Just because you are in active addiction doesn’t make you less of a person.

Hilary Disch

With the Philly AIDS Walk quickly approaching on October 17, we want to highlight some of our services for people living with HIV/AIDS or engaging in behaviors that put them at risk for acquiring HIV. Our Testing Team is doing phenomenal work on the ground to help our Kensington community members know their status, stay healthy, and make empowered decisions regarding their health.

Testing Specialist Rafael Jimenez says that his team's work is essential, especially in a neighborhood facing poverty and a lack of resources. 

“I choose this work because I’ve been HIV positive for almost 25 years now. That motivates me to stay in the field and ensure that people know their status by recruiting folks in this environment to get tested, and to ensure that they get connected to care so they can live long healthy lives," he says.

The team's coordinator, Luis Couvertier, is driven to do this work by the memories of the people he has lost, and in honor of his loved ones that are living with HIV.

“I’ve lost a lot of people from HIV/AIDS. This work is a passion of mine — trying to help people and also teach people how to maintain negative status through safer sex practices, like how to use a condom properly or getting on PrEP.”

Luis's team administered 1,298 HIV tests and 922 Hepatitis tests in FY2021. While this is an impressive accomplishment, the team agrees that they are always striving to increase their numbers and mitigate the obstacles and stigma that discourage community members from getting tested.
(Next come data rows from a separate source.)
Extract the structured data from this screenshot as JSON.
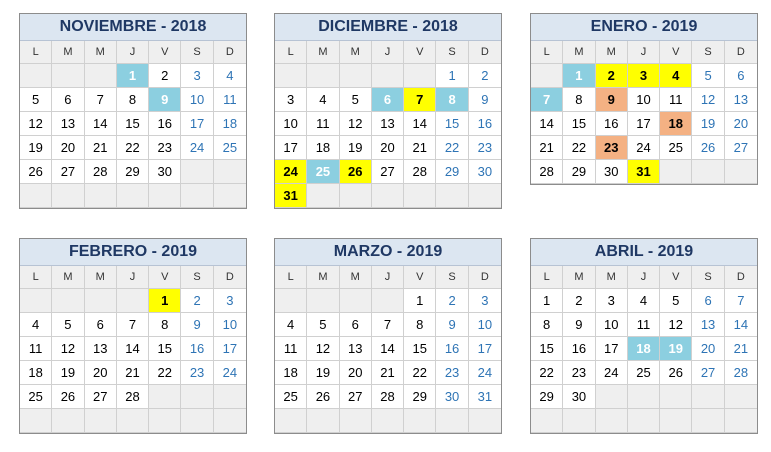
{
  "weekday_labels": [
    "L",
    "M",
    "M",
    "J",
    "V",
    "S",
    "D"
  ],
  "months": [
    {
      "title": "NOVIEMBRE - 2018",
      "offset": 3,
      "days": 30,
      "rows": 6,
      "marks": {
        "1": "festivo",
        "9": "festivo"
      }
    },
    {
      "title": "DICIEMBRE - 2018",
      "offset": 5,
      "days": 31,
      "rows": 6,
      "marks": {
        "6": "festivo",
        "7": "amarillo",
        "8": "festivo",
        "24": "amarillo",
        "25": "festivo",
        "26": "amarillo",
        "31": "amarillo"
      }
    },
    {
      "title": "ENERO - 2019",
      "offset": 1,
      "days": 31,
      "rows": 5,
      "marks": {
        "1": "festivo",
        "2": "amarillo",
        "3": "amarillo",
        "4": "amarillo",
        "7": "festivo",
        "9": "naranja",
        "18": "naranja",
        "23": "naranja",
        "31": "amarillo"
      }
    },
    {
      "title": "FEBRERO - 2019",
      "offset": 4,
      "days": 28,
      "rows": 6,
      "marks": {
        "1": "amarillo"
      }
    },
    {
      "title": "MARZO - 2019",
      "offset": 4,
      "days": 31,
      "rows": 6,
      "marks": {}
    },
    {
      "title": "ABRIL - 2019",
      "offset": 0,
      "days": 30,
      "rows": 6,
      "marks": {
        "18": "festivo",
        "19": "festivo"
      }
    }
  ]
}
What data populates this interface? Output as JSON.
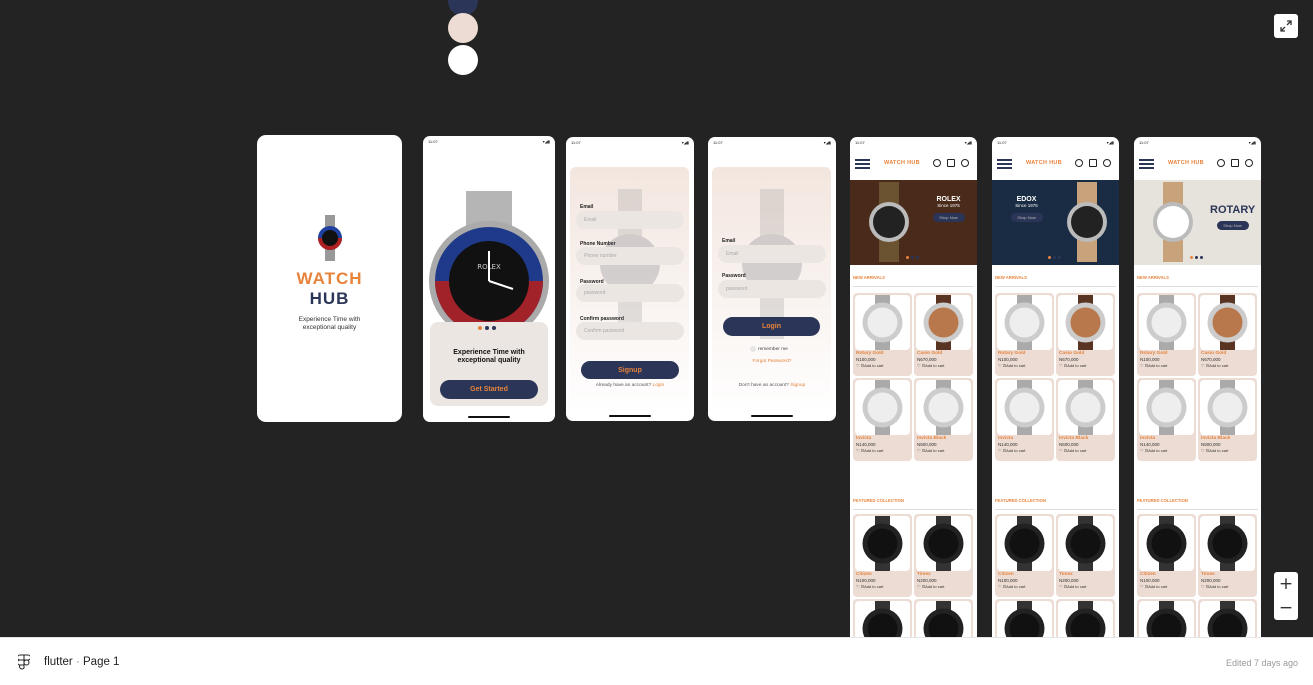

According to Testing Specialist Desmond Doyley, it can be challenging for some participants to prioritize their long-term health and wellbeing when they are constantly trying to meet their urgent, immediate needs. These needs might include food, shelter, clothing, and avoiding painful withdrawal symptoms.

"We make sure they understand that we are not judging them"

Luis agrees, and adds that the team has adopted strategies to encourage participants get tested and learn about care options. “We offer people incentives to stay for their session, and that could be a gift card, food, sterile syringes, something just to keep them engaged... Whether their status is positive or not positive, they can leave with prevention information and condoms, and we give them referrals for PrEP if they’re interested," Luis says.

Because of the team's incentive programs and compassionate, open-minded approach to service, they say that many of their participants return every three months to get tested.

“Lots of people in our population get mistreated, such as in hospitals, so we make sure they understand that we are not judging them. As a result, they do come back,” states Rafael.

“Just because you are in active addiction doesn’t make you less of a person," Luis says. "We treat people the way we want to be treated when we go somewhere and that’s with respect, first and foremost.”